Tunneling lore has it that EPB-TBM itself is the modern incarnation of an idea inspired by the lowly shipworm (a.k.a. Teredo Navalis), which is actually a long mollusk (same family as a clam) with a shell only at its head (see cartoon below). As the shipworm munches its way through wood, and advances, it secretes a calcareous “lining” around its body. Its tail end has siphons that act as a snorkel of sorts as well providing waste disposal. Teredo bores to eat the wood and bacteria contained in it.
Teredo Navalis was (and remains) a problem for wooden structures in sea water. French-Anglo-American Civil Engineer Marc Isambard Brunel observed the shipworm boring its way through ship timbers during his navy service at the Chatham dockyards. Close observation led Brunel to conclude the creature had its own natural “tunneling shield”. Thus inspired, he patented a device, namely a shield, for ‘Forming Drifts and Tunnels Underground’ in 1818. Excerpts from the original patent are included below (from Copperthwaite, 1909).
The basic idea was to create a shield that would protect workers digging a tunnel in soft soil; and would enable one to dig tunnels under waterways or terrain more common in coastal areas, where Cities were growing.
His patent was ambitious, “it is hardly too much to say, (it) covers every subsequent development in the construction and working of tunnel shields” (W.C. Copperthwaite, 1906). As you can see from the patent graphics the original idea was for a cylindrical tunnel shield. However, when planning the tunnel under the Thames Brunel opted for a rectangular shield. Brunel needed a very large shield. The Thames tunnel was to have two parallel carriage ways, resulting in a cutting face roughly 880 sq. ft. in area (CS’s twin tunnels add up to about 640 sq. ft.). After considering the tools available, Brunel and his team judged that the technology of his day was not up to the task to build a cylindrical shield.
Instead he constructed a rectangular shield 37’-6” wide, 22’-3” tall and about 9’-0” long. The cartoon above shows the general arrangement. The shield pushed off the lining behind it using screw jacks. Digging the tunnel was a difficult job on all fronts and the work was delayed many times for long periods.
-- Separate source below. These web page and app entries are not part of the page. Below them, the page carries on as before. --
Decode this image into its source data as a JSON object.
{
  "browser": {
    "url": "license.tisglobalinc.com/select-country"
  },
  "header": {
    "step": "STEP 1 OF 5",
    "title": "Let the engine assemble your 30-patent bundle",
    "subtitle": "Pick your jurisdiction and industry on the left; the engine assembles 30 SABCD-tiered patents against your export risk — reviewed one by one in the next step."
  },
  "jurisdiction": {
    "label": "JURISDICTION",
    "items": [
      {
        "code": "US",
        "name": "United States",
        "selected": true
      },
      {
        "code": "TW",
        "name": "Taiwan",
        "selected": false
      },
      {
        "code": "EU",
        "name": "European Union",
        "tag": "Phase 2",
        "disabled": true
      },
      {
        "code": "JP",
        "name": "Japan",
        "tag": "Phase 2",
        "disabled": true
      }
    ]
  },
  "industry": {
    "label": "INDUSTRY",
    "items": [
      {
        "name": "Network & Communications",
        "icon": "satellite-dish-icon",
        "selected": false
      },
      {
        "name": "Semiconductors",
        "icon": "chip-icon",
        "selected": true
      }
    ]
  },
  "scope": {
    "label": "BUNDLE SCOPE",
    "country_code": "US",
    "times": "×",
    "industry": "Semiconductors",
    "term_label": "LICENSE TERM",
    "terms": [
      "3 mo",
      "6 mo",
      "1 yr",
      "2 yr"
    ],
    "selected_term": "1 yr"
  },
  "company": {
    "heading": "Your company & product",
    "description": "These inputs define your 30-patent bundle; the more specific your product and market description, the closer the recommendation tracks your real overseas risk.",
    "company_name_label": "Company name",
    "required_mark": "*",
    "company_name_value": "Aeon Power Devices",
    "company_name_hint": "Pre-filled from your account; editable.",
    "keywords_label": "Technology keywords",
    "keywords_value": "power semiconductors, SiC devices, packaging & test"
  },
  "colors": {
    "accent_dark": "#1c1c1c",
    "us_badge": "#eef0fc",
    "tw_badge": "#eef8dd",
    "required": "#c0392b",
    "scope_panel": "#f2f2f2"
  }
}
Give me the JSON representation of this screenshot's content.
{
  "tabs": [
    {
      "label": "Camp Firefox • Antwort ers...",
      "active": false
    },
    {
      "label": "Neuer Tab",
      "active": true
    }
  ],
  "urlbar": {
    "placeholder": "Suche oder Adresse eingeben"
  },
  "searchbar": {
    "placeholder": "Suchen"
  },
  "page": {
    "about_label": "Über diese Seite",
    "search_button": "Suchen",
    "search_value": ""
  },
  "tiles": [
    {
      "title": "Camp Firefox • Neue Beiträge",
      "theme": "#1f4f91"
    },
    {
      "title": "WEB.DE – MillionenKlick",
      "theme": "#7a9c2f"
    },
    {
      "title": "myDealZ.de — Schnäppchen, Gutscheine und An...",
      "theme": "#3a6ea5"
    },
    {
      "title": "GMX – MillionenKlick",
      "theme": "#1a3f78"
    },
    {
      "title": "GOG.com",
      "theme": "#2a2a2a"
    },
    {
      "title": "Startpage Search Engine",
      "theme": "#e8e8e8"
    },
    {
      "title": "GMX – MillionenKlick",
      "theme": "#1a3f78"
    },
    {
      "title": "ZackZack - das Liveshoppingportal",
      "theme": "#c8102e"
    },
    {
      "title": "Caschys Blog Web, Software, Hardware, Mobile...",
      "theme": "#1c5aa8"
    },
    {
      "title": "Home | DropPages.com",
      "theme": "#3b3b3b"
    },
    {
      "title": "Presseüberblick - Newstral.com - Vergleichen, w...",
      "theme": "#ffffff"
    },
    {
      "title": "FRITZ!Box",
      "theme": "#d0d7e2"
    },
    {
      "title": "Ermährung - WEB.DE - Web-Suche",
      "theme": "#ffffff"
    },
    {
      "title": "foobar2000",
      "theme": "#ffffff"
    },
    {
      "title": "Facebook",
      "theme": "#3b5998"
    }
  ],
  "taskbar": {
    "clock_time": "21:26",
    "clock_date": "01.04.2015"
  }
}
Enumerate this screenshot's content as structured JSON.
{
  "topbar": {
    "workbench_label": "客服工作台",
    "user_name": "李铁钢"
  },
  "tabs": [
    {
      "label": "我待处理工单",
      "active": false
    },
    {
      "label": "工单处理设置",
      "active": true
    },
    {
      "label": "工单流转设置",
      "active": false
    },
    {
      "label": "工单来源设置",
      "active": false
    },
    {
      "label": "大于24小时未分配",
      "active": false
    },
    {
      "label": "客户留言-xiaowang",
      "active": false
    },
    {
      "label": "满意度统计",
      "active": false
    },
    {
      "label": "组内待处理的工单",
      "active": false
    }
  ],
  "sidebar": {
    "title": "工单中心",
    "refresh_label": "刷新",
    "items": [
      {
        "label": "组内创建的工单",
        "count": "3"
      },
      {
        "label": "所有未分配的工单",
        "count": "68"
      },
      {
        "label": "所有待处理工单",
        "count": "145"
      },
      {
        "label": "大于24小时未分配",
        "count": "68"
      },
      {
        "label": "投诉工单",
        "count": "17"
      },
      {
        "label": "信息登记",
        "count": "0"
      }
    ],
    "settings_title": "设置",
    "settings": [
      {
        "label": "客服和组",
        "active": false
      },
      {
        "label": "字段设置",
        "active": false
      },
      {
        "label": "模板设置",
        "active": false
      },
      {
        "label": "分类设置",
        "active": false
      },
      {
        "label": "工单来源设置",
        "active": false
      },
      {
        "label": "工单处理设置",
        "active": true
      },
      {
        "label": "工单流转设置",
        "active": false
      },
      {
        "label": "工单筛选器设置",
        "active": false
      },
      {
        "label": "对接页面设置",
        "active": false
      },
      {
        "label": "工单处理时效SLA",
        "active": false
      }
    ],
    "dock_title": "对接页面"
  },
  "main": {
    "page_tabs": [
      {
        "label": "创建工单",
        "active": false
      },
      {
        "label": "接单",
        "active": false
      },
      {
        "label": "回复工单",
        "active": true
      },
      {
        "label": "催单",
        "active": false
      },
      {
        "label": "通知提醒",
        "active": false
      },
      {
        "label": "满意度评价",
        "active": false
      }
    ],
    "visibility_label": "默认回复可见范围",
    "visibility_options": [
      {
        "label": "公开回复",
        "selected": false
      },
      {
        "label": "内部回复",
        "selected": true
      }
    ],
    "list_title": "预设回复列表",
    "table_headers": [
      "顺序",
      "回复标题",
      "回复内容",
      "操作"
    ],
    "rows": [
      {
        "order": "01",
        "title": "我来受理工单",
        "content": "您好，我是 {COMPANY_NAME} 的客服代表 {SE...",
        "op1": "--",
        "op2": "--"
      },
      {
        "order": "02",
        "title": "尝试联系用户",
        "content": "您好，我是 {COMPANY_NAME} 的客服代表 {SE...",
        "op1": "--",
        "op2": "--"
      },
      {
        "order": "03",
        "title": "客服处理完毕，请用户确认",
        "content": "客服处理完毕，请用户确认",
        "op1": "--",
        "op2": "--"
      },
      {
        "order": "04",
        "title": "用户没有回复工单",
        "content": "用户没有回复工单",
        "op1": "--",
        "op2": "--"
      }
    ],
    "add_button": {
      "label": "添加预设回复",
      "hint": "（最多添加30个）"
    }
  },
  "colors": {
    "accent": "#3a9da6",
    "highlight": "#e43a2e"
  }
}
It took two generations of this shield to complete the digging, first between1825 and1828, and then an improved version from 1835 to1843. In the end, this pioneering effort did not meet with financial success and shield tunneling did not set the world on fire.